■ Provided data
+++++

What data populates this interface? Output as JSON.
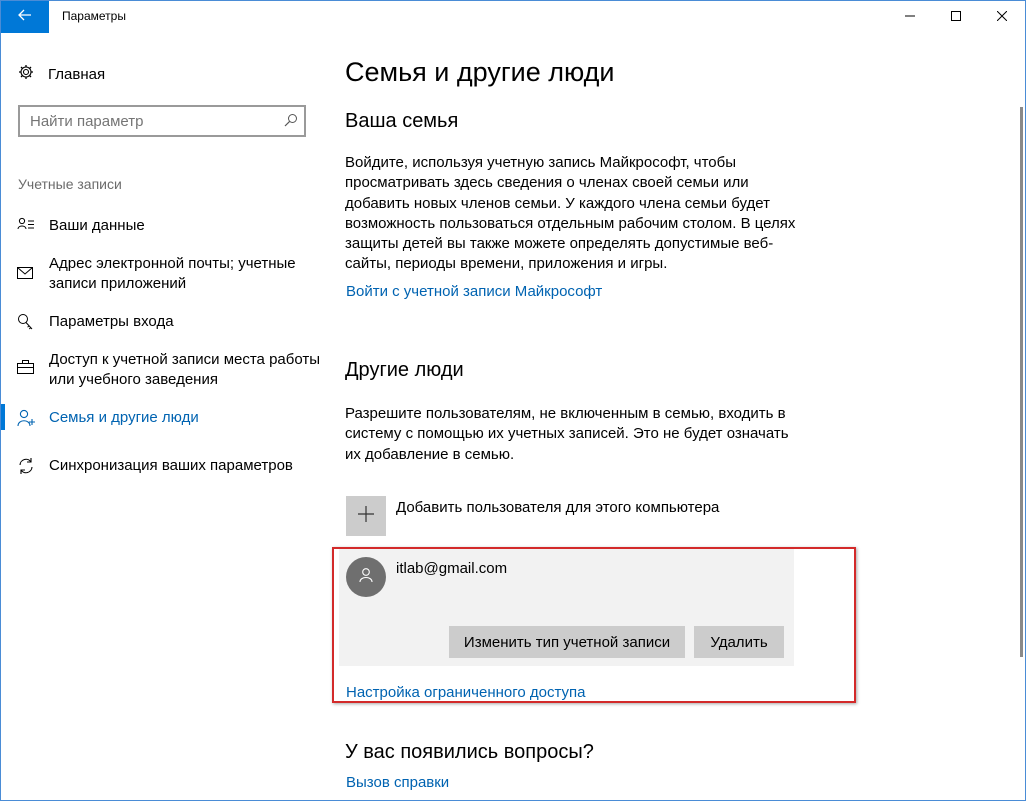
{
  "window": {
    "title": "Параметры"
  },
  "sidebar": {
    "home_label": "Главная",
    "search_placeholder": "Найти параметр",
    "section_label": "Учетные записи",
    "items": [
      {
        "label": "Ваши данные",
        "icon": "user-details-icon"
      },
      {
        "label": "Адрес электронной почты; учетные записи приложений",
        "icon": "mail-icon"
      },
      {
        "label": "Параметры входа",
        "icon": "key-icon"
      },
      {
        "label": "Доступ к учетной записи места работы или учебного заведения",
        "icon": "briefcase-icon"
      },
      {
        "label": "Семья и другие люди",
        "icon": "person-add-icon",
        "active": true
      },
      {
        "label": "Синхронизация ваших параметров",
        "icon": "sync-icon"
      }
    ]
  },
  "main": {
    "title": "Семья и другие люди",
    "family": {
      "heading": "Ваша семья",
      "text": "Войдите, используя учетную запись Майкрософт, чтобы просматривать здесь сведения о членах своей семьи или добавить новых членов семьи. У каждого члена семьи будет возможность пользоваться отдельным рабочим столом. В целях защиты детей вы также можете определять допустимые веб-сайты, периоды времени, приложения и игры.",
      "link": "Войти с учетной записи Майкрософт"
    },
    "others": {
      "heading": "Другие люди",
      "text": "Разрешите пользователям, не включенным в семью, входить в систему с помощью их учетных записей. Это не будет означать их добавление в семью.",
      "add_label": "Добавить пользователя для этого компьютера",
      "account": {
        "email": "itlab@gmail.com",
        "change_type_label": "Изменить тип учетной записи",
        "delete_label": "Удалить"
      },
      "restricted_link": "Настройка ограниченного доступа"
    },
    "questions": {
      "heading": "У вас появились вопросы?",
      "link": "Вызов справки"
    }
  },
  "colors": {
    "accent": "#0078d7",
    "link": "#0063b1",
    "highlight": "#d32a2a"
  }
}
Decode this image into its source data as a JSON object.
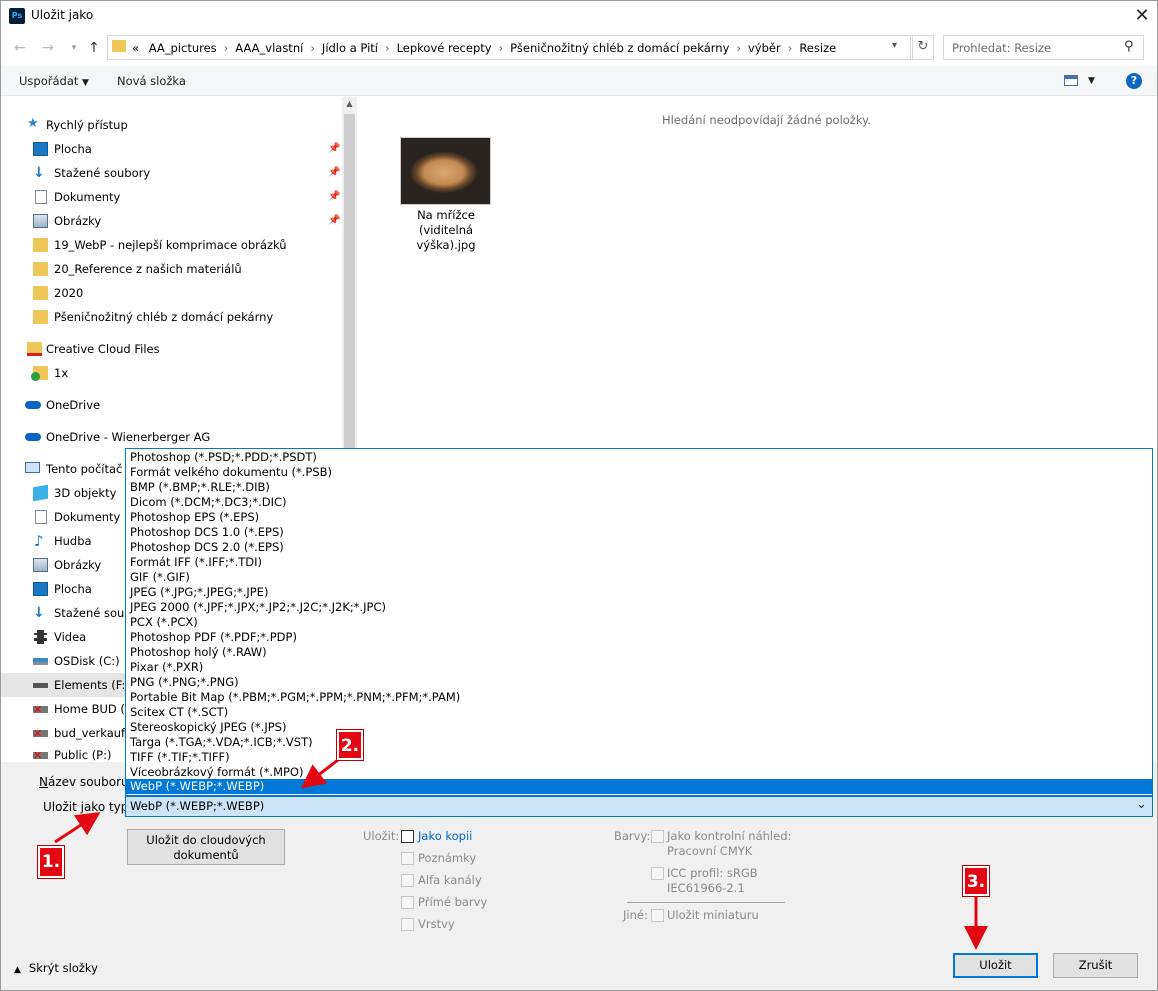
{
  "window": {
    "title": "Uložit jako",
    "app_icon": "Ps"
  },
  "address": {
    "prefix": "«",
    "crumbs": [
      "AA_pictures",
      "AAA_vlastní",
      "Jídlo a Pití",
      "Lepkové recepty",
      "Pšeničnožitný chléb z domácí pekárny",
      "výběr",
      "Resize"
    ],
    "search_placeholder": "Prohledat: Resize"
  },
  "toolbar": {
    "organize": "Uspořádat",
    "new_folder": "Nová složka"
  },
  "nav": {
    "quick_access": "Rychlý přístup",
    "quick_items": [
      "Plocha",
      "Stažené soubory",
      "Dokumenty",
      "Obrázky",
      "19_WebP - nejlepší komprimace obrázků",
      "20_Reference z našich materiálů",
      "2020",
      "Pšeničnožitný chléb z domácí pekárny"
    ],
    "creative_cloud": "Creative Cloud Files",
    "cc_sub": "1x",
    "onedrive": "OneDrive",
    "onedrive_work": "OneDrive - Wienerberger AG",
    "this_pc": "Tento počítač",
    "pc_items": [
      "3D objekty",
      "Dokumenty",
      "Hudba",
      "Obrázky",
      "Plocha",
      "Stažené soubo",
      "Videa",
      "OSDisk (C:)",
      "Elements (F:)",
      "Home BUD (H",
      "bud_verkauf (",
      "Public (P:)"
    ]
  },
  "content": {
    "empty_message": "Hledání neodpovídají žádné položky.",
    "file_caption": [
      "Na mřížce",
      "(viditelná",
      "výška).jpg"
    ]
  },
  "file_types": [
    "Photoshop (*.PSD;*.PDD;*.PSDT)",
    "Formát velkého dokumentu (*.PSB)",
    "BMP (*.BMP;*.RLE;*.DIB)",
    "Dicom (*.DCM;*.DC3;*.DIC)",
    "Photoshop EPS (*.EPS)",
    "Photoshop DCS 1.0 (*.EPS)",
    "Photoshop DCS 2.0 (*.EPS)",
    "Formát IFF (*.IFF;*.TDI)",
    "GIF (*.GIF)",
    "JPEG (*.JPG;*.JPEG;*.JPE)",
    "JPEG 2000 (*.JPF;*.JPX;*.JP2;*.J2C;*.J2K;*.JPC)",
    "PCX (*.PCX)",
    "Photoshop PDF (*.PDF;*.PDP)",
    "Photoshop holý (*.RAW)",
    "Pixar (*.PXR)",
    "PNG (*.PNG;*.PNG)",
    "Portable Bit Map (*.PBM;*.PGM;*.PPM;*.PNM;*.PFM;*.PAM)",
    "Scitex CT (*.SCT)",
    "Stereoskopický JPEG  (*.JPS)",
    "Targa (*.TGA;*.VDA;*.ICB;*.VST)",
    "TIFF (*.TIF;*.TIFF)",
    "Víceobrázkový formát (*.MPO)",
    "WebP (*.WEBP;*.WEBP)"
  ],
  "form": {
    "filename_label_u": "N",
    "filename_label_rest": "ázev souboru:",
    "type_label": "Uložit jako typ:",
    "type_value": "WebP (*.WEBP;*.WEBP)",
    "cloud_button_line1": "Uložit do cloudových",
    "cloud_button_line2": "dokumentů",
    "save_label": "Uložit:",
    "as_copy": "Jako kopii",
    "notes": "Poznámky",
    "alpha": "Alfa kanály",
    "spot": "Přímé barvy",
    "layers": "Vrstvy",
    "colors_label": "Barvy:",
    "proof": "Jako kontrolní náhled:",
    "proof_sub": "Pracovní CMYK",
    "icc": "ICC profil:  sRGB",
    "icc_sub": "IEC61966-2.1",
    "other_label": "Jiné:",
    "thumbnail": "Uložit miniaturu",
    "hide_folders": "Skrýt složky",
    "save_button": "Uložit",
    "cancel_button": "Zrušit"
  },
  "annotations": {
    "step1": "1.",
    "step2": "2.",
    "step3": "3.",
    "color": "#e30613"
  }
}
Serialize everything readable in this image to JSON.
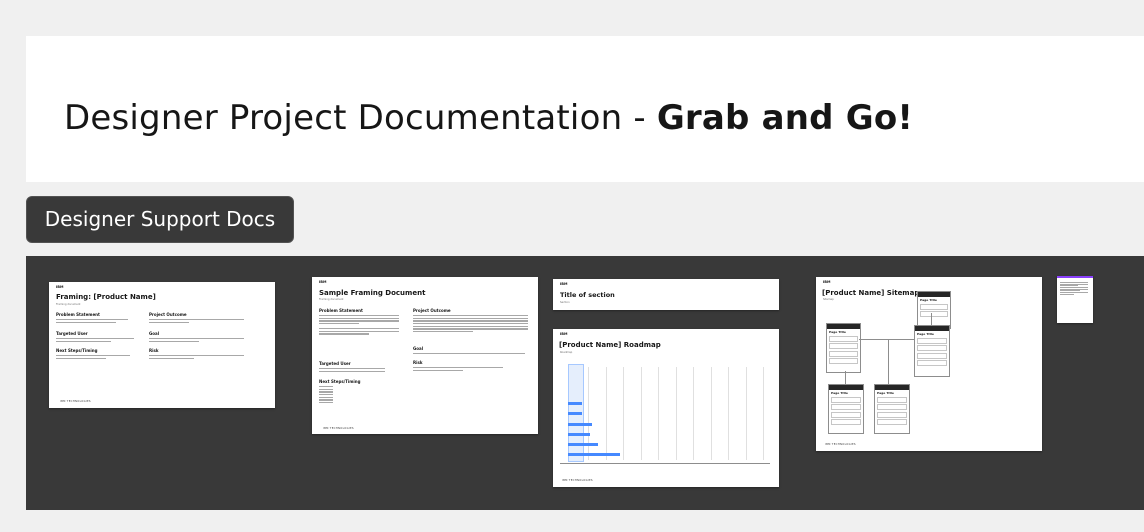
{
  "header": {
    "title_regular": "Designer Project Documentation - ",
    "title_bold": "Grab and Go!"
  },
  "section": {
    "label": "Designer Support Docs"
  },
  "docs": [
    {
      "logo": "IBM",
      "title": "Framing: [Product Name]",
      "subtitle": "Framing document",
      "sections": [
        "Problem Statement",
        "Project Outcome",
        "Targeted User",
        "Goal",
        "Next Steps/Timing",
        "Risk"
      ],
      "footer": "IBM TECHNOLOGIES"
    },
    {
      "logo": "IBM",
      "title": "Sample Framing Document",
      "subtitle": "Framing document",
      "sections": [
        "Problem Statement",
        "Project Outcome",
        "Targeted User",
        "Goal",
        "Next Steps/Timing",
        "Risk"
      ],
      "footer": "IBM TECHNOLOGIES"
    },
    {
      "logo": "IBM",
      "title": "Title of section",
      "subtitle": "Section"
    },
    {
      "logo": "IBM",
      "title": "[Product Name] Roadmap",
      "subtitle": "Roadmap",
      "footer": "IBM TECHNOLOGIES"
    },
    {
      "logo": "IBM",
      "title": "[Product Name] Sitemap",
      "subtitle": "Sitemap",
      "box_title": "Page Title",
      "footer": "IBM TECHNOLOGIES"
    }
  ],
  "colors": {
    "canvas": "#393939",
    "accent": "#4589ff",
    "thumb_accent": "#8a3ffc"
  }
}
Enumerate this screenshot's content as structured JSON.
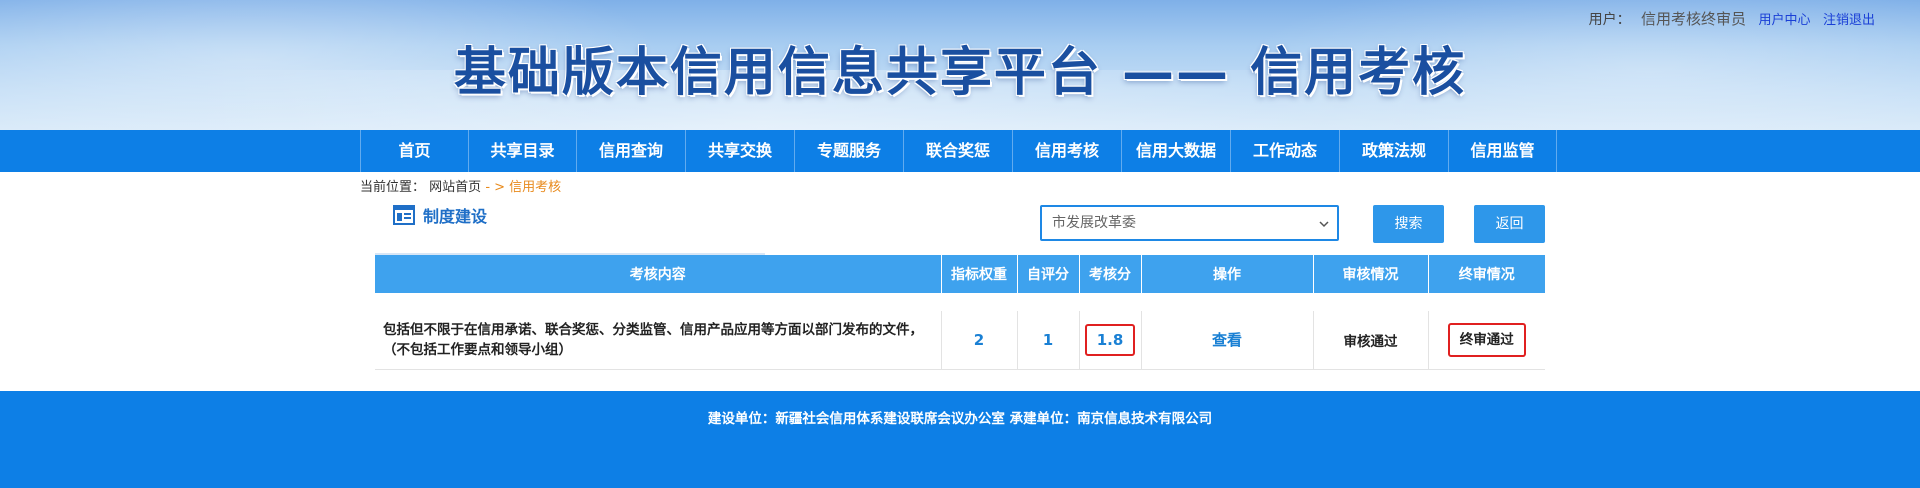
{
  "header": {
    "title": "基础版本信用信息共享平台 —— 信用考核",
    "user_label": "用户：",
    "user_name": "信用考核终审员",
    "user_center": "用户中心",
    "logout": "注销退出"
  },
  "nav": {
    "items": [
      "首页",
      "共享目录",
      "信用查询",
      "共享交换",
      "专题服务",
      "联合奖惩",
      "信用考核",
      "信用大数据",
      "工作动态",
      "政策法规",
      "信用监管"
    ]
  },
  "breadcrumb": {
    "prefix": "当前位置：",
    "home": "网站首页",
    "current": "- > 信用考核"
  },
  "section": {
    "title": "制度建设",
    "icon": "document-icon"
  },
  "filter": {
    "selected": "市发展改革委"
  },
  "buttons": {
    "search": "搜索",
    "back": "返回"
  },
  "table": {
    "headers": [
      "考核内容",
      "指标权重",
      "自评分",
      "考核分",
      "操作",
      "审核情况",
      "终审情况"
    ],
    "rows": [
      {
        "content": "包括但不限于在信用承诺、联合奖惩、分类监管、信用产品应用等方面以部门发布的文件，（不包括工作要点和领导小组）",
        "weight": "2",
        "self_score": "1",
        "review_score": "1.8",
        "action": "查看",
        "audit_status": "审核通过",
        "final_status": "终审通过"
      }
    ]
  },
  "footer": {
    "text": "建设单位：新疆社会信用体系建设联席会议办公室 承建单位：南京信息技术有限公司"
  },
  "colors": {
    "nav_bg": "#0d7fe6",
    "table_header_bg": "#3ea2ee",
    "highlight_border": "#e02020",
    "breadcrumb_current": "#e88a1c"
  }
}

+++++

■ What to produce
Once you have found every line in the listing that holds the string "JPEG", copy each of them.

■ Solution to the problem
    "JPEG (*.JPG;*.JPEG;*.JPE)",
    "JPEG 2000 (*.JPF;*.JPX;*.JP2;*.J2C;*.J2K;*.JPC)",
    "Stereoskopický JPEG  (*.JPS)",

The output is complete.